Flippers will likely have it worse amid the COVID-19 outbreak, London agent Joyce Byrne warned.
This is because they will probably end up with an unsellable property – a seemingly impossible notion less than a month prior.
“A week-and-a-half ago we were listing houses, showing houses, selling houses. We were not worried about Lysol wipes,” Byrne told CTV News in an interview. “I had a listing and I had the property sold, but the person who bought the property had to go back and sell the house. So their agent is probably talking to them about how they’re going to market their current property now.”
The pandemic has proven to be a punishing environment for home sellers, who are left with less than optimal choices.
“Maybe they soften their price, maybe they open themselves up to conditional offers. Maybe they’ll be open to accepting something with a home inspection or other financing conditions attached,” Byrne said.
Compounding the situation is that brokers have been mandated to observe federal directives regarding the virulent disease.
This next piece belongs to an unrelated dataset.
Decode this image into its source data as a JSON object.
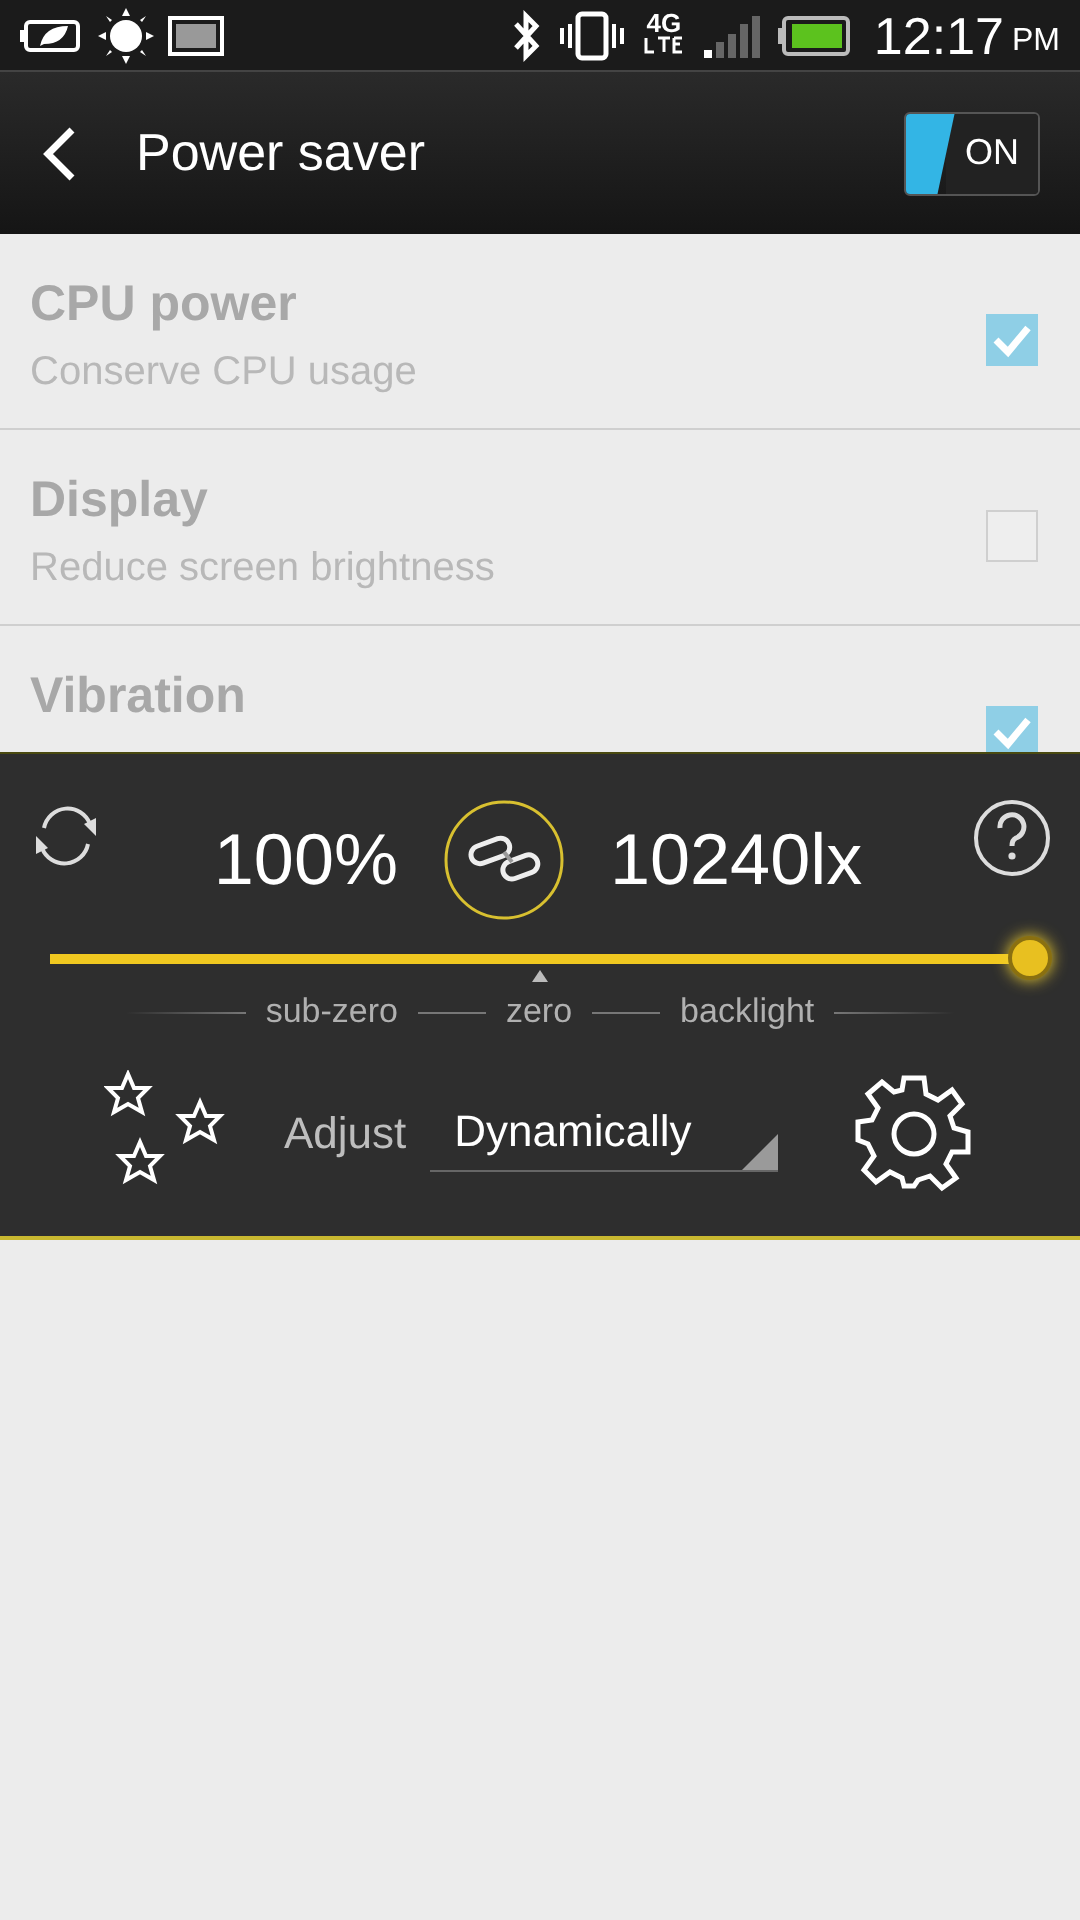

Among these are significantly limited office hours and stringent social distancing rules.
In a recent report, The Conference Board of Canada expressed optimism that Canadians’ purchasing power would recover somewhat, as the national economy will gain some lost ground with 2.5% growth by 2021. This will come after a projected 2.7% decline in Q2 2020.
“Despite the fact that the global economy is currently shaken at its core, we expect to see growth resume in the third quarter, meaning that the economy will avoid a technical recession,” according to Matthew Stewart, director economic forecasting at The Conference Board of Canada.
However, Stewart hastened to add that “due to the unpredictability of the coronavirus, there are still huge downside risks to the outlook.”